Once again, she didn’t tell me the reason(s) in her letters. Instead, she asked questions about me. As time went on, I began university studies and she began gushing about another man. She moved into the trailer this man shared with his friend. Then she wrote about a car accident she was in later that same month that resulted in $3,000 worth of damages. This stressed her to no end. She wanted to visit me at school. But she was working so much, and money was tighter than ever, so she never made the trip.

Then she wrote that she was pregnant. She and this new man moved out of the trailer and into his parents’ house. Then she lost her job. Her father’s health began to fail. She and her mother were arguing. I would ask her questions about these situations. But again, she rarely said much about them. She would instead ask about me. My studies. My career goals. My romantic prospects. Where my travels were taking me.

As the years passed, her letters arrived less frequently, and her tone was often tired. She referred to herself as being old, and that her opportunities had passed. She didn’t mention long-term plans anymore, other than a trip to California she wanted to take one day. Not right now, but one day.

Then, she stopped responding to my letters and Direct Messages all together. I feared that I had unknowingly written something to offend or to hurt her, so I tried even harder to connect. After I discovered that she had died, I tracked down her mother and wrote to her. She wrote back saying that she remembered me and had unsuccessfully tried to locate me earlier. She wrote that Emma had taken her own life.

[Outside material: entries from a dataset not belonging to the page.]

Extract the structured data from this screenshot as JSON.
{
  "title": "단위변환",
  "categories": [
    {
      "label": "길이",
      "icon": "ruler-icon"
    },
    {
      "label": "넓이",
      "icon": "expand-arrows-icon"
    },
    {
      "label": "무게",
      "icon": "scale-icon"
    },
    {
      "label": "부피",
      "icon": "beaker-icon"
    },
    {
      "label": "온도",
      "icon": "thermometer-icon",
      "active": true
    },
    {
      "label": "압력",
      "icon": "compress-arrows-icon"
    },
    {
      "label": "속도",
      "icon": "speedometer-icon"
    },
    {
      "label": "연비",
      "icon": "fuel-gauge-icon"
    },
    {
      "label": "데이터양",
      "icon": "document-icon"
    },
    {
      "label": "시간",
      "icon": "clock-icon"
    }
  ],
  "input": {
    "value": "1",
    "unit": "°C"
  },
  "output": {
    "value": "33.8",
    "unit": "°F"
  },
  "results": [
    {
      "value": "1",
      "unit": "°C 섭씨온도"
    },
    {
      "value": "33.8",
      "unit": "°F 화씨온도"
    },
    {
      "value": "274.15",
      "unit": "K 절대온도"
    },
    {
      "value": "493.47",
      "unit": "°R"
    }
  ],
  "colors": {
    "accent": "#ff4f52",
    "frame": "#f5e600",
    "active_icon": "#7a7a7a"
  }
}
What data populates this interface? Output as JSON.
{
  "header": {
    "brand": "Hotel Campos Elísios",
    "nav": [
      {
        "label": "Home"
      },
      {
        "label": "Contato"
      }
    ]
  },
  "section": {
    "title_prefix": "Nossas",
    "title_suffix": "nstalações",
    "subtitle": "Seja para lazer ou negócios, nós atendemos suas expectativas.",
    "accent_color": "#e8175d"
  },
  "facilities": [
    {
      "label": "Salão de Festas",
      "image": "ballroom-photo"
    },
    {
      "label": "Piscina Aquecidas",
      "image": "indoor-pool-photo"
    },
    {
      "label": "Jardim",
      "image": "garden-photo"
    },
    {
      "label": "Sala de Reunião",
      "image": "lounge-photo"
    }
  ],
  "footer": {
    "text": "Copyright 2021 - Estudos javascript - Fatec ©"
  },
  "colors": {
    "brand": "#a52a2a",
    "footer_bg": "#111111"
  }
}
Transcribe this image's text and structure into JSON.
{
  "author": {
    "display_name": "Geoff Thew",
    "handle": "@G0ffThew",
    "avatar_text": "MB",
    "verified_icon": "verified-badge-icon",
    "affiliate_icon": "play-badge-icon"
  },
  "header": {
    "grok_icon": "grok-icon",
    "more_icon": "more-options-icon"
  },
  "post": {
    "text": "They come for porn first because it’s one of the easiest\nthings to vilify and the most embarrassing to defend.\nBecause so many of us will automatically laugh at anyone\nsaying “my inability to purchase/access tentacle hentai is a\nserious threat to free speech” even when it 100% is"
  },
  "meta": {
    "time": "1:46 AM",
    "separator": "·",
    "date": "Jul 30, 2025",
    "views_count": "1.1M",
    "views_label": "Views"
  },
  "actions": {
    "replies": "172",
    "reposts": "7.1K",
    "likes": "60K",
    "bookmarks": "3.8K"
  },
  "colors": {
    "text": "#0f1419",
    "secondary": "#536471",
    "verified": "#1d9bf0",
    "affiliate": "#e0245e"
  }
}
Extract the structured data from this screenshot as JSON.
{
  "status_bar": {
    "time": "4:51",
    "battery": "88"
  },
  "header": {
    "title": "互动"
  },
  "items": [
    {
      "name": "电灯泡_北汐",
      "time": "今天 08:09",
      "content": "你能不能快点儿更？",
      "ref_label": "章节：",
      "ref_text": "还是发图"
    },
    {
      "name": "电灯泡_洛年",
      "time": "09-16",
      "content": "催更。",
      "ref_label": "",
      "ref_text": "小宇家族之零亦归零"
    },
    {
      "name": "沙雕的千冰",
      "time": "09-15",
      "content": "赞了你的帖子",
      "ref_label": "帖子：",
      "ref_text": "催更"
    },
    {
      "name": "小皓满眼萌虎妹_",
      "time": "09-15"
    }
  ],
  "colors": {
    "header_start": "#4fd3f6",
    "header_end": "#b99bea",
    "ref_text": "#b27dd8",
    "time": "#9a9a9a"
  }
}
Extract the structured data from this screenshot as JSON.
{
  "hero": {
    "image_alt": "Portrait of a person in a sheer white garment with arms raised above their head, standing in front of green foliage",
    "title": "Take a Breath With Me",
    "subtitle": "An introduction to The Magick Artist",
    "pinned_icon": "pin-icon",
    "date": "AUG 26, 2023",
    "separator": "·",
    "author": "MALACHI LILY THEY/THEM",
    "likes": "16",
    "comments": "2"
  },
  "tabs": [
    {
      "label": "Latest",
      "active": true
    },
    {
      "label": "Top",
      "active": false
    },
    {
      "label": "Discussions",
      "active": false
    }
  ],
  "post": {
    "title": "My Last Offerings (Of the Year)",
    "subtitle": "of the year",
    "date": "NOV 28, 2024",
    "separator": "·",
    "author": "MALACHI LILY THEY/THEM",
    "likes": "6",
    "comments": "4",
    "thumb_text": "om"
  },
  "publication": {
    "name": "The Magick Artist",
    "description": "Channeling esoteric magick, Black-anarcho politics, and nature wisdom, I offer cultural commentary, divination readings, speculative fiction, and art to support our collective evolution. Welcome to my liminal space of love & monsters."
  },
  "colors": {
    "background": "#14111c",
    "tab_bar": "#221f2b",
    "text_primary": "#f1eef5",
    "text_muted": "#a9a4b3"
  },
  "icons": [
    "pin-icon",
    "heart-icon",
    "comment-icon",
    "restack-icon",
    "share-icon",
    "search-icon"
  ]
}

Emma’s eldest child and I later spoke on the phone. I felt my eyes widen with each detail relayed to me. There were swaths – horrible, horrible swaths – of life that Emma had never mentioned in our correspondences, and I had not fathomed.

After much contemplation, I decided to look into some of the details relayed to me. Some specific, pertinent details that confused Emma’s family and me, that I suspected could be answered through various primary and secondary sources, a heroic librarian, and strategic puzzle piecing. However, it would also mean digging into areas of a friend’s life that she never intended for me to know. (I had never built a dossier on a friend, for reasons I hope are obvious.)

I have debated what all to say about what I’ve learned about Emma in the last year, out of respect for her and her family. Ultimately, I decided that calling attention to even just a few of the myriad of challenges that contributed to her quiet despair is something I can do to honor her.

This steadfast, faithful camp friend I had for the better part of 20 years had been figuratively drowning for a long, long time. She worked hard. Multiple low-paying jobs in an economically depressed area. Her weight problems manifested larger health issues and immunosuppression. This led to an ever-growing pile of medical bills. She became financially dependent on boyfriends. The collective negative effect these realities had on her and her children was devastating. Emma was depleted, emotionally, physically, and mentally. Yet, the financial, medical, legal, and domestic problems continued to mount. Like small stones thrown one by one into a figurative bucket she lugged, she was slowly weighed down further and further by its increasing weight.

And I knew little to nothing about any of it while she lived.

That stings. I still have much to contemplate about what to do with that. What changes I can encourage, in my own life and that of my community. On a more subtle but personally significant level, I’m still accepting that there will never again be a letter from her in my mailbox. That as the holiday season gets into full swing, not a single one of the cards addressed to me are going to be from her. The support the girl on the bottom bunk generously, selflessly offered me the last 20 years will have no replacement, and I will regretfully, radically miss her.


The National Suicide Prevention Hotline can be reached at 1-800-273-8255.